*Task to complete*: If a line in the records below holds the word "true", copy it.

*Data entries*:
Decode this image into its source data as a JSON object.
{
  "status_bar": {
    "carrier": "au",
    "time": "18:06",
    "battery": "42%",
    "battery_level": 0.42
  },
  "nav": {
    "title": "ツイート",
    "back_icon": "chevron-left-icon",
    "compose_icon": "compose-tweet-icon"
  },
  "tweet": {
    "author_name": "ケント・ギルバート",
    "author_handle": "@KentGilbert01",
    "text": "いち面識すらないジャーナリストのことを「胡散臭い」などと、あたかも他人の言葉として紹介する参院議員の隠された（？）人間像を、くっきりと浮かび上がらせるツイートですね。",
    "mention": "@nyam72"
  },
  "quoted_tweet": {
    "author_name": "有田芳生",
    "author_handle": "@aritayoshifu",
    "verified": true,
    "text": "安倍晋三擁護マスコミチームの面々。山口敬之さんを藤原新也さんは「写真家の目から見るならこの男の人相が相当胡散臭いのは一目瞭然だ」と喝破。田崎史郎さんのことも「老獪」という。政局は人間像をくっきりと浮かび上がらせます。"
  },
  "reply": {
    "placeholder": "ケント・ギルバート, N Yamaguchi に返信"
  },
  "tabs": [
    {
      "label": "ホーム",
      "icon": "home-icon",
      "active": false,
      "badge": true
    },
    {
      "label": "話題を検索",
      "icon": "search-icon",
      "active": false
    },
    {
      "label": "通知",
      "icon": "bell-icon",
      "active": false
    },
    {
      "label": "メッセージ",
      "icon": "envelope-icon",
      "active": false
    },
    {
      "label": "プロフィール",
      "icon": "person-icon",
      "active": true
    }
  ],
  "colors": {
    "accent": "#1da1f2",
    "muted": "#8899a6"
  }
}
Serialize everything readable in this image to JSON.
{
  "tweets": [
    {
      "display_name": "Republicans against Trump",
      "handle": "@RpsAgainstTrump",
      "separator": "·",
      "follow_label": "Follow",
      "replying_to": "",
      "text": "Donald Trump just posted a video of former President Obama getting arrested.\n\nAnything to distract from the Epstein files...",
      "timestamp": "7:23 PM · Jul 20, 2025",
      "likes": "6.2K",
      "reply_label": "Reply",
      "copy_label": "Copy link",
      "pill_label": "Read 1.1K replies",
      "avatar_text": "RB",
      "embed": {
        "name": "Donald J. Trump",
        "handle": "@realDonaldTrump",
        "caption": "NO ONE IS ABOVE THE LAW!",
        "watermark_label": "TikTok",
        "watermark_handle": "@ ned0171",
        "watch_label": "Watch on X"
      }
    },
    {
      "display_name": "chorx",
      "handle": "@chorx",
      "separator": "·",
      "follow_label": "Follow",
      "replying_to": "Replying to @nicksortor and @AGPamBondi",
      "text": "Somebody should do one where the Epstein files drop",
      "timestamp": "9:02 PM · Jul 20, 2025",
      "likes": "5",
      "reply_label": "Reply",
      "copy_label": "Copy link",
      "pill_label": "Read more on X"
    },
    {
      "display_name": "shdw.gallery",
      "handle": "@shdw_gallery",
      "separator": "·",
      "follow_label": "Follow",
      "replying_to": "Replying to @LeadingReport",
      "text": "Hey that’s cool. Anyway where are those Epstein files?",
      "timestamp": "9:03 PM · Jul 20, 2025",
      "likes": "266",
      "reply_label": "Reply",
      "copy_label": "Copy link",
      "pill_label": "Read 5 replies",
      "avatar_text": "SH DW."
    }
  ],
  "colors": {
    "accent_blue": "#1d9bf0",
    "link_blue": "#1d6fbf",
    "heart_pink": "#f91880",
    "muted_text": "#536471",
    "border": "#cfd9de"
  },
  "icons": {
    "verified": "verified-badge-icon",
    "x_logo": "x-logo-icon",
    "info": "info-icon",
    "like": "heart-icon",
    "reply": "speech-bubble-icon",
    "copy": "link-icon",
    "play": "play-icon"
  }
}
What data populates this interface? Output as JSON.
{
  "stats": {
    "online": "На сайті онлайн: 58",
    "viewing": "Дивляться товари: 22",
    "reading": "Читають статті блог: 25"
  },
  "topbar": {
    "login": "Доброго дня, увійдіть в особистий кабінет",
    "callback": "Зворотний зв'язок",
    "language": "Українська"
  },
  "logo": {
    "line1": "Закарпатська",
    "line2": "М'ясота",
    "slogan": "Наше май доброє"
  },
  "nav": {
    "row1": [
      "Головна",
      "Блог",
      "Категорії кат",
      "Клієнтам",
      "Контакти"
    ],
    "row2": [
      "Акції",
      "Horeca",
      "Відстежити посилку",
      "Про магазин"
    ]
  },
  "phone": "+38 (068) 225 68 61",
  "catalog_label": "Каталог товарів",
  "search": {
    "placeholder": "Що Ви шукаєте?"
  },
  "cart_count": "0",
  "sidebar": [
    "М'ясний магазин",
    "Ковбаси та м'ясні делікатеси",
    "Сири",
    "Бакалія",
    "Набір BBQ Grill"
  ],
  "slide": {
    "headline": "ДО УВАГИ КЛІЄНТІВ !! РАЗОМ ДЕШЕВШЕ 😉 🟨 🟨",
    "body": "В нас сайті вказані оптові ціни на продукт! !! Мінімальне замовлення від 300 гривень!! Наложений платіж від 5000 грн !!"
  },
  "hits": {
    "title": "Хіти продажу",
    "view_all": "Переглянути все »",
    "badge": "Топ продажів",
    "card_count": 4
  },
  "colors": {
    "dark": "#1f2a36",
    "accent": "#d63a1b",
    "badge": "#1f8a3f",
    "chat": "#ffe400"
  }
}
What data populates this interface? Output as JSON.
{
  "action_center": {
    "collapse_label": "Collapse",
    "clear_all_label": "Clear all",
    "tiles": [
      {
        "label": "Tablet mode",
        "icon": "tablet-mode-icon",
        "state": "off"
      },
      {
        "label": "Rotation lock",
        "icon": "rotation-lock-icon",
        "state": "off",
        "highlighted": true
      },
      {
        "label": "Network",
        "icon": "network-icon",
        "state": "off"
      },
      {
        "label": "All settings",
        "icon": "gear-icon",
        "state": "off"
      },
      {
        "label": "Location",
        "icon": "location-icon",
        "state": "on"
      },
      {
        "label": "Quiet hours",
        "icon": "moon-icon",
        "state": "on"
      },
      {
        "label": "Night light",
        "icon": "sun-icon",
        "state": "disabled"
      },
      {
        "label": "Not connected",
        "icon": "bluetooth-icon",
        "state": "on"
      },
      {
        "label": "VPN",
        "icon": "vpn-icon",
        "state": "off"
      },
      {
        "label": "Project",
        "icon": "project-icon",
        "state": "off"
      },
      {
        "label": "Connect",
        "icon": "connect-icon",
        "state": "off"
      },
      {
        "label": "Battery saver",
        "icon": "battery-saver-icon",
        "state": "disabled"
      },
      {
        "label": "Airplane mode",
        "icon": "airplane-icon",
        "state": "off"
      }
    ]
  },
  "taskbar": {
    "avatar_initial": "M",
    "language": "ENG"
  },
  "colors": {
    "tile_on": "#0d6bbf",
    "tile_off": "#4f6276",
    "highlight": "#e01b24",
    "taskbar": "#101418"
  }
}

*Response*:
    "verified": true,
      "badge": true
      "active": true
        "highlighted": true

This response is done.